(Items from a dataset)
╔══
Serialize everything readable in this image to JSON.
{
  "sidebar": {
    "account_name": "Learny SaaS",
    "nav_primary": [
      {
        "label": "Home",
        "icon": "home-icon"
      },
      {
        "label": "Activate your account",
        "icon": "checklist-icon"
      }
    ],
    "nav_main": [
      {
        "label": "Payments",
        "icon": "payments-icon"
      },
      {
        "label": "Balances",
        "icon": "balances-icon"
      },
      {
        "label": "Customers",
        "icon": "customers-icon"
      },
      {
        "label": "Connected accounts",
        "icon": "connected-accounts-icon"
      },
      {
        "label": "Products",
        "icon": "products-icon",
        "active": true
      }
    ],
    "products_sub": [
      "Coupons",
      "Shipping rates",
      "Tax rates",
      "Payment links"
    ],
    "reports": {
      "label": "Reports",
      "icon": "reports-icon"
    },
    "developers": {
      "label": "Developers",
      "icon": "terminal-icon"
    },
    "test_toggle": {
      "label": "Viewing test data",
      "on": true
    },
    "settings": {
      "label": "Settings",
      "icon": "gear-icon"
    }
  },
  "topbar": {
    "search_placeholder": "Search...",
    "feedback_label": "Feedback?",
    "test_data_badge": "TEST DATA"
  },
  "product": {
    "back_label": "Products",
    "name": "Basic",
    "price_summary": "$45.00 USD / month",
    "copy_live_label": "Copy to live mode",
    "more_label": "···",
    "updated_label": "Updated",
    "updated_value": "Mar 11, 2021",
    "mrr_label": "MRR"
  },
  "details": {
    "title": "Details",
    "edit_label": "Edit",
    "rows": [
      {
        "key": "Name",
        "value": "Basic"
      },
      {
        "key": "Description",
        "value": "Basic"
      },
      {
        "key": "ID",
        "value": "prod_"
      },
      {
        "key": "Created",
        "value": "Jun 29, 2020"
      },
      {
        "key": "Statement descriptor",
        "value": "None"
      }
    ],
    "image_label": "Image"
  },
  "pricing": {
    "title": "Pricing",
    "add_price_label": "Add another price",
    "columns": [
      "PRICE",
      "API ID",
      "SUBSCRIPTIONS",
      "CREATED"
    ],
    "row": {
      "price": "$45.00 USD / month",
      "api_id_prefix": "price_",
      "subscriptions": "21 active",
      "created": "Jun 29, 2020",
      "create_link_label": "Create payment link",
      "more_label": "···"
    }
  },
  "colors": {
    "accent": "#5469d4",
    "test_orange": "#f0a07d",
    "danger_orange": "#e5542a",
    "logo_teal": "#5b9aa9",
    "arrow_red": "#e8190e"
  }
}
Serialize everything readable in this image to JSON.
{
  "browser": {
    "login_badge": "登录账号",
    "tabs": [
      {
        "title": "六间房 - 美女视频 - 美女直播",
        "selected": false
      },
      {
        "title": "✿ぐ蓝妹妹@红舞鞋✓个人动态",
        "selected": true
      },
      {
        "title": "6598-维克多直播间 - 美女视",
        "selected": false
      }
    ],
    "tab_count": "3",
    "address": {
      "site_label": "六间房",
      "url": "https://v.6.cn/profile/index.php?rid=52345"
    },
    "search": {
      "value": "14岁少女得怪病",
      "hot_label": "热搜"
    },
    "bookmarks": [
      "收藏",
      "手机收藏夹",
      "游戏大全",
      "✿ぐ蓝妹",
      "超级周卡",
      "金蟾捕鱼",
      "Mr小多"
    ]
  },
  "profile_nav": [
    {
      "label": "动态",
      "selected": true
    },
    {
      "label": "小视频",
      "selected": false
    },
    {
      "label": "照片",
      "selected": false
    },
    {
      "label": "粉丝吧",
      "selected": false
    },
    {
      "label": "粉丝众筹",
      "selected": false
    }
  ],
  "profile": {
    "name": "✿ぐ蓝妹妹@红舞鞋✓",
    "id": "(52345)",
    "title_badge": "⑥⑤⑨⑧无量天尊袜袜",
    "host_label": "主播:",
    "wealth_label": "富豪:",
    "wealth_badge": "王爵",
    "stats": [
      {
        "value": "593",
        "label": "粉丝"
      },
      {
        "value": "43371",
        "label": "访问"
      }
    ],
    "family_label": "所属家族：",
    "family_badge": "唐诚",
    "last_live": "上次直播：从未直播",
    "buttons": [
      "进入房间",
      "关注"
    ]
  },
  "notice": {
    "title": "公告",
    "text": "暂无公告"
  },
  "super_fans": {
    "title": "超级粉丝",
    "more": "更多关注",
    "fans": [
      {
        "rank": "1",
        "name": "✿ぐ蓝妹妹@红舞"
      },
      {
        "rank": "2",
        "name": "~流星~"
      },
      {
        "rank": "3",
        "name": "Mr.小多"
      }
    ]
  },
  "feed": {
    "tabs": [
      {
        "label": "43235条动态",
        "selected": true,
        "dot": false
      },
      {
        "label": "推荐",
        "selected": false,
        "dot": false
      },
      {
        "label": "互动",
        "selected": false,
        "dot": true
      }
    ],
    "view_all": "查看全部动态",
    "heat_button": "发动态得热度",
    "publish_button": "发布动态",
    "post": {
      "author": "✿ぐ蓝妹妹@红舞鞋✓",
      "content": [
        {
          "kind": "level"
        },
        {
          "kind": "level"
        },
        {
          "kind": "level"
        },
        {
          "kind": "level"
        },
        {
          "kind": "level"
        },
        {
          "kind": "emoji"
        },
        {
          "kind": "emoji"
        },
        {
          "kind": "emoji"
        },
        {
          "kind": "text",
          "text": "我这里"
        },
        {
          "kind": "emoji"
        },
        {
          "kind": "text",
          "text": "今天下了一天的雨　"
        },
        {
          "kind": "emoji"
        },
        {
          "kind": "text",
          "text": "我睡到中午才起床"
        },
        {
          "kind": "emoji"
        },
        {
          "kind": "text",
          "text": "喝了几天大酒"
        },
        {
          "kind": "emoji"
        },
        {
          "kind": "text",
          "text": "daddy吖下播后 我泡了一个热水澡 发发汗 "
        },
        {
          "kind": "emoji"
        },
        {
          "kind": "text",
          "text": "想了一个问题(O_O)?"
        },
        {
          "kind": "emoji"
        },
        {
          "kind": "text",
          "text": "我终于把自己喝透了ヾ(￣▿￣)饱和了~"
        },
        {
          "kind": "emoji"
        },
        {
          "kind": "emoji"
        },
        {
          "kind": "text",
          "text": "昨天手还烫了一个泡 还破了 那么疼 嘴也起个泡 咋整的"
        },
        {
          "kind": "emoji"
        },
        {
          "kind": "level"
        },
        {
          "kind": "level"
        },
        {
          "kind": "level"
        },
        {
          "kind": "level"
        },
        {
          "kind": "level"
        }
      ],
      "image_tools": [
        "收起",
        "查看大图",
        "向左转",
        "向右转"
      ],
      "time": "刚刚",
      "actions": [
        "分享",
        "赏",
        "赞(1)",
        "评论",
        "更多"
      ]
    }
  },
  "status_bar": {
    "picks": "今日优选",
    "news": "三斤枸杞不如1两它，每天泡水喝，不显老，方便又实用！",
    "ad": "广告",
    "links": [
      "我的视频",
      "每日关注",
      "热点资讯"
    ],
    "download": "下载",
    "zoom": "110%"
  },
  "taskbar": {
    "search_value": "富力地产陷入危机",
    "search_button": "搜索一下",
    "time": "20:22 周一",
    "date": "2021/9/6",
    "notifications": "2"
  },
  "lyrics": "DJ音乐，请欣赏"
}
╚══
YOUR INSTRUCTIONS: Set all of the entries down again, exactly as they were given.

TASK RESPONSE:
Serialize everything readable in this image to JSON.
{
  "sidebar": {
    "account_name": "Learny SaaS",
    "nav_primary": [
      {
        "label": "Home",
        "icon": "home-icon"
      },
      {
        "label": "Activate your account",
        "icon": "checklist-icon"
      }
    ],
    "nav_main": [
      {
        "label": "Payments",
        "icon": "payments-icon"
      },
      {
        "label": "Balances",
        "icon": "balances-icon"
      },
      {
        "label": "Customers",
        "icon": "customers-icon"
      },
      {
        "label": "Connected accounts",
        "icon": "connected-accounts-icon"
      },
      {
        "label": "Products",
        "icon": "products-icon",
        "active": true
      }
    ],
    "products_sub": [
      "Coupons",
      "Shipping rates",
      "Tax rates",
      "Payment links"
    ],
    "reports": {
      "label": "Reports",
      "icon": "reports-icon"
    },
    "developers": {
      "label": "Developers",
      "icon": "terminal-icon"
    },
    "test_toggle": {
      "label": "Viewing test data",
      "on": true
    },
    "settings": {
      "label": "Settings",
      "icon": "gear-icon"
    }
  },
  "topbar": {
    "search_placeholder": "Search...",
    "feedback_label": "Feedback?",
    "test_data_badge": "TEST DATA"
  },
  "product": {
    "back_label": "Products",
    "name": "Basic",
    "price_summary": "$45.00 USD / month",
    "copy_live_label": "Copy to live mode",
    "more_label": "···",
    "updated_label": "Updated",
    "updated_value": "Mar 11, 2021",
    "mrr_label": "MRR"
  },
  "details": {
    "title": "Details",
    "edit_label": "Edit",
    "rows": [
      {
        "key": "Name",
        "value": "Basic"
      },
      {
        "key": "Description",
        "value": "Basic"
      },
      {
        "key": "ID",
        "value": "prod_"
      },
      {
        "key": "Created",
        "value": "Jun 29, 2020"
      },
      {
        "key": "Statement descriptor",
        "value": "None"
      }
    ],
    "image_label": "Image"
  },
  "pricing": {
    "title": "Pricing",
    "add_price_label": "Add another price",
    "columns": [
      "PRICE",
      "API ID",
      "SUBSCRIPTIONS",
      "CREATED"
    ],
    "row": {
      "price": "$45.00 USD / month",
      "api_id_prefix": "price_",
      "subscriptions": "21 active",
      "created": "Jun 29, 2020",
      "create_link_label": "Create payment link",
      "more_label": "···"
    }
  },
  "colors": {
    "accent": "#5469d4",
    "test_orange": "#f0a07d",
    "danger_orange": "#e5542a",
    "logo_teal": "#5b9aa9",
    "arrow_red": "#e8190e"
  }
}
Serialize everything readable in this image to JSON.
{
  "browser": {
    "login_badge": "登录账号",
    "tabs": [
      {
        "title": "六间房 - 美女视频 - 美女直播",
        "selected": false
      },
      {
        "title": "✿ぐ蓝妹妹@红舞鞋✓个人动态",
        "selected": true
      },
      {
        "title": "6598-维克多直播间 - 美女视",
        "selected": false
      }
    ],
    "tab_count": "3",
    "address": {
      "site_label": "六间房",
      "url": "https://v.6.cn/profile/index.php?rid=52345"
    },
    "search": {
      "value": "14岁少女得怪病",
      "hot_label": "热搜"
    },
    "bookmarks": [
      "收藏",
      "手机收藏夹",
      "游戏大全",
      "✿ぐ蓝妹",
      "超级周卡",
      "金蟾捕鱼",
      "Mr小多"
    ]
  },
  "profile_nav": [
    {
      "label": "动态",
      "selected": true
    },
    {
      "label": "小视频",
      "selected": false
    },
    {
      "label": "照片",
      "selected": false
    },
    {
      "label": "粉丝吧",
      "selected": false
    },
    {
      "label": "粉丝众筹",
      "selected": false
    }
  ],
  "profile": {
    "name": "✿ぐ蓝妹妹@红舞鞋✓",
    "id": "(52345)",
    "title_badge": "⑥⑤⑨⑧无量天尊袜袜",
    "host_label": "主播:",
    "wealth_label": "富豪:",
    "wealth_badge": "王爵",
    "stats": [
      {
        "value": "593",
        "label": "粉丝"
      },
      {
        "value": "43371",
        "label": "访问"
      }
    ],
    "family_label": "所属家族：",
    "family_badge": "唐诚",
    "last_live": "上次直播：从未直播",
    "buttons": [
      "进入房间",
      "关注"
    ]
  },
  "notice": {
    "title": "公告",
    "text": "暂无公告"
  },
  "super_fans": {
    "title": "超级粉丝",
    "more": "更多关注",
    "fans": [
      {
        "rank": "1",
        "name": "✿ぐ蓝妹妹@红舞"
      },
      {
        "rank": "2",
        "name": "~流星~"
      },
      {
        "rank": "3",
        "name": "Mr.小多"
      }
    ]
  },
  "feed": {
    "tabs": [
      {
        "label": "43235条动态",
        "selected": true,
        "dot": false
      },
      {
        "label": "推荐",
        "selected": false,
        "dot": false
      },
      {
        "label": "互动",
        "selected": false,
        "dot": true
      }
    ],
    "view_all": "查看全部动态",
    "heat_button": "发动态得热度",
    "publish_button": "发布动态",
    "post": {
      "author": "✿ぐ蓝妹妹@红舞鞋✓",
      "content": [
        {
          "kind": "level"
        },
        {
          "kind": "level"
        },
        {
          "kind": "level"
        },
        {
          "kind": "level"
        },
        {
          "kind": "level"
        },
        {
          "kind": "emoji"
        },
        {
          "kind": "emoji"
        },
        {
          "kind": "emoji"
        },
        {
          "kind": "text",
          "text": "我这里"
        },
        {
          "kind": "emoji"
        },
        {
          "kind": "text",
          "text": "今天下了一天的雨　"
        },
        {
          "kind": "emoji"
        },
        {
          "kind": "text",
          "text": "我睡到中午才起床"
        },
        {
          "kind": "emoji"
        },
        {
          "kind": "text",
          "text": "喝了几天大酒"
        },
        {
          "kind": "emoji"
        },
        {
          "kind": "text",
          "text": "daddy吖下播后 我泡了一个热水澡 发发汗 "
        },
        {
          "kind": "emoji"
        },
        {
          "kind": "text",
          "text": "想了一个问题(O_O)?"
        },
        {
          "kind": "emoji"
        },
        {
          "kind": "text",
          "text": "我终于把自己喝透了ヾ(￣▿￣)饱和了~"
        },
        {
          "kind": "emoji"
        },
        {
          "kind": "emoji"
        },
        {
          "kind": "text",
          "text": "昨天手还烫了一个泡 还破了 那么疼 嘴也起个泡 咋整的"
        },
        {
          "kind": "emoji"
        },
        {
          "kind": "level"
        },
        {
          "kind": "level"
        },
        {
          "kind": "level"
        },
        {
          "kind": "level"
        },
        {
          "kind": "level"
        }
      ],
      "image_tools": [
        "收起",
        "查看大图",
        "向左转",
        "向右转"
      ],
      "time": "刚刚",
      "actions": [
        "分享",
        "赏",
        "赞(1)",
        "评论",
        "更多"
      ]
    }
  },
  "status_bar": {
    "picks": "今日优选",
    "news": "三斤枸杞不如1两它，每天泡水喝，不显老，方便又实用！",
    "ad": "广告",
    "links": [
      "我的视频",
      "每日关注",
      "热点资讯"
    ],
    "download": "下载",
    "zoom": "110%"
  },
  "taskbar": {
    "search_value": "富力地产陷入危机",
    "search_button": "搜索一下",
    "time": "20:22 周一",
    "date": "2021/9/6",
    "notifications": "2"
  },
  "lyrics": "DJ音乐，请欣赏"
}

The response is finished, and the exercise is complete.